_Input records_
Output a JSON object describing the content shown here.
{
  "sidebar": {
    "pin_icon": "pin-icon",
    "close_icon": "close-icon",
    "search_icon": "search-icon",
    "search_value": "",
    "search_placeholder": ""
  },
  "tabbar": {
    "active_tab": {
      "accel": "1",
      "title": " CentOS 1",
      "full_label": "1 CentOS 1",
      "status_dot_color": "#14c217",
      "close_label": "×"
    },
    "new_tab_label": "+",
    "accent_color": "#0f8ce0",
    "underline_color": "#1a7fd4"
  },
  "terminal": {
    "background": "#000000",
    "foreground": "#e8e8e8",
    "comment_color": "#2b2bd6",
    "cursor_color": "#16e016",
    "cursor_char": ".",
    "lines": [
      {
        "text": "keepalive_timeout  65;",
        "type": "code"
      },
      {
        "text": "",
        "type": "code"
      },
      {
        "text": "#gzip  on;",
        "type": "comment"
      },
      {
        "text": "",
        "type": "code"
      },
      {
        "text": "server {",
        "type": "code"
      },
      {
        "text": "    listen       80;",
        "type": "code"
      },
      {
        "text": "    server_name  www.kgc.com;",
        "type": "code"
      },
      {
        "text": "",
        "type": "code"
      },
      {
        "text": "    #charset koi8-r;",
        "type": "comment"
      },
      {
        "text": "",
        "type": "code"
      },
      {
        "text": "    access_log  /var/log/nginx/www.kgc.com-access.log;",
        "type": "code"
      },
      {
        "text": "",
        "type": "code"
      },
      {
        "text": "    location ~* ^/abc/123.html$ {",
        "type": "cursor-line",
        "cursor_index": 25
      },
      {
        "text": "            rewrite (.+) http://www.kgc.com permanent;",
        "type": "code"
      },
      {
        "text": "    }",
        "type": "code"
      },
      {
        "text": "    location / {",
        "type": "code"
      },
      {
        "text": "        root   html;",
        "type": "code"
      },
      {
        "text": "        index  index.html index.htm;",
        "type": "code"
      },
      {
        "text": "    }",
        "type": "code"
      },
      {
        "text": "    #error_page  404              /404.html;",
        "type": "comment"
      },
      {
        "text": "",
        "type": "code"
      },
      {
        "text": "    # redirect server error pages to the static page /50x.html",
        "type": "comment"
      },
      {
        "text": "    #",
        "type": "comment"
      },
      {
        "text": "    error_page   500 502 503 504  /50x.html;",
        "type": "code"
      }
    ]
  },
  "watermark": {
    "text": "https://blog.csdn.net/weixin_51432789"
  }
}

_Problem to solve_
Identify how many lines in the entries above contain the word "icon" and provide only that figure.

_Output of the exercise_
3